PROBLEM TO SOLVE
Since each line must match the original, copy out the records with no differences at all.

Stored items from a collection:
»»
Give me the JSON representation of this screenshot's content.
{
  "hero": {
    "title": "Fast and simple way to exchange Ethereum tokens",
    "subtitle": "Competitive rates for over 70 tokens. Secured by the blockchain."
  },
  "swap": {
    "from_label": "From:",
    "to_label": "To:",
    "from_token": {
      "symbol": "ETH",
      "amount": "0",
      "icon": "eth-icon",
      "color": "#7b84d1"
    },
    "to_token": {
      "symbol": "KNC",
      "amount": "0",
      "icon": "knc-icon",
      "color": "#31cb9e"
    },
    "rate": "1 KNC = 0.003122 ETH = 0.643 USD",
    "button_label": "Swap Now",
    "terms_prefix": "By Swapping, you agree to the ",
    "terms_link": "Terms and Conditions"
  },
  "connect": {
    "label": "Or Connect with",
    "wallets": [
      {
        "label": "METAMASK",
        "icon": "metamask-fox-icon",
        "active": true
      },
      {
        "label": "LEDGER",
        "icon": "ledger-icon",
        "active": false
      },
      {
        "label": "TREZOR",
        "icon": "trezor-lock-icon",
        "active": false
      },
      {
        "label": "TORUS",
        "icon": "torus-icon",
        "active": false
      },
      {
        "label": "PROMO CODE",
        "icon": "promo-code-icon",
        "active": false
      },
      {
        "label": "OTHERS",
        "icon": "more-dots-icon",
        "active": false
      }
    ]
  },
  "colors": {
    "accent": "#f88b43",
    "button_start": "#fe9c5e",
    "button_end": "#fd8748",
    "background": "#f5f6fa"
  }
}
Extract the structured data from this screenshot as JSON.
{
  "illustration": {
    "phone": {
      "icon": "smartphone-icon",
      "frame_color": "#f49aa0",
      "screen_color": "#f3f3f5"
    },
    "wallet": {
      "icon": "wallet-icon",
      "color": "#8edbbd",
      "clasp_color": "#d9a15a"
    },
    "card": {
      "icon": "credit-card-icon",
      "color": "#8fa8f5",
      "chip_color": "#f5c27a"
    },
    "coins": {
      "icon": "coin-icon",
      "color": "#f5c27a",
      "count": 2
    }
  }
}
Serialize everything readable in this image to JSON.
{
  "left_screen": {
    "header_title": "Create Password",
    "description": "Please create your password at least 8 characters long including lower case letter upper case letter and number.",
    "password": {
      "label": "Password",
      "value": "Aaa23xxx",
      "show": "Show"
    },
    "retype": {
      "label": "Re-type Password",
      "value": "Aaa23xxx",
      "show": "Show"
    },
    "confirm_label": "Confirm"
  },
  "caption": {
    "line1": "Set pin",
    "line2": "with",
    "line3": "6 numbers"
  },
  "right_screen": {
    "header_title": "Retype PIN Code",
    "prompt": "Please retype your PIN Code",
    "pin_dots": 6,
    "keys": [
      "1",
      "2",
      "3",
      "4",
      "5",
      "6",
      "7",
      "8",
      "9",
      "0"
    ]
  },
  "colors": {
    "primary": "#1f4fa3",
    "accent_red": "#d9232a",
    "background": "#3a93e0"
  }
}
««
WRITTEN ANSWER
Give me the JSON representation of this screenshot's content.
{
  "hero": {
    "title": "Fast and simple way to exchange Ethereum tokens",
    "subtitle": "Competitive rates for over 70 tokens. Secured by the blockchain."
  },
  "swap": {
    "from_label": "From:",
    "to_label": "To:",
    "from_token": {
      "symbol": "ETH",
      "amount": "0",
      "icon": "eth-icon",
      "color": "#7b84d1"
    },
    "to_token": {
      "symbol": "KNC",
      "amount": "0",
      "icon": "knc-icon",
      "color": "#31cb9e"
    },
    "rate": "1 KNC = 0.003122 ETH = 0.643 USD",
    "button_label": "Swap Now",
    "terms_prefix": "By Swapping, you agree to the ",
    "terms_link": "Terms and Conditions"
  },
  "connect": {
    "label": "Or Connect with",
    "wallets": [
      {
        "label": "METAMASK",
        "icon": "metamask-fox-icon",
        "active": true
      },
      {
        "label": "LEDGER",
        "icon": "ledger-icon",
        "active": false
      },
      {
        "label": "TREZOR",
        "icon": "trezor-lock-icon",
        "active": false
      },
      {
        "label": "TORUS",
        "icon": "torus-icon",
        "active": false
      },
      {
        "label": "PROMO CODE",
        "icon": "promo-code-icon",
        "active": false
      },
      {
        "label": "OTHERS",
        "icon": "more-dots-icon",
        "active": false
      }
    ]
  },
  "colors": {
    "accent": "#f88b43",
    "button_start": "#fe9c5e",
    "button_end": "#fd8748",
    "background": "#f5f6fa"
  }
}
Extract the structured data from this screenshot as JSON.
{
  "illustration": {
    "phone": {
      "icon": "smartphone-icon",
      "frame_color": "#f49aa0",
      "screen_color": "#f3f3f5"
    },
    "wallet": {
      "icon": "wallet-icon",
      "color": "#8edbbd",
      "clasp_color": "#d9a15a"
    },
    "card": {
      "icon": "credit-card-icon",
      "color": "#8fa8f5",
      "chip_color": "#f5c27a"
    },
    "coins": {
      "icon": "coin-icon",
      "color": "#f5c27a",
      "count": 2
    }
  }
}
Serialize everything readable in this image to JSON.
{
  "left_screen": {
    "header_title": "Create Password",
    "description": "Please create your password at least 8 characters long including lower case letter upper case letter and number.",
    "password": {
      "label": "Password",
      "value": "Aaa23xxx",
      "show": "Show"
    },
    "retype": {
      "label": "Re-type Password",
      "value": "Aaa23xxx",
      "show": "Show"
    },
    "confirm_label": "Confirm"
  },
  "caption": {
    "line1": "Set pin",
    "line2": "with",
    "line3": "6 numbers"
  },
  "right_screen": {
    "header_title": "Retype PIN Code",
    "prompt": "Please retype your PIN Code",
    "pin_dots": 6,
    "keys": [
      "1",
      "2",
      "3",
      "4",
      "5",
      "6",
      "7",
      "8",
      "9",
      "0"
    ]
  },
  "colors": {
    "primary": "#1f4fa3",
    "accent_red": "#d9232a",
    "background": "#3a93e0"
  }
}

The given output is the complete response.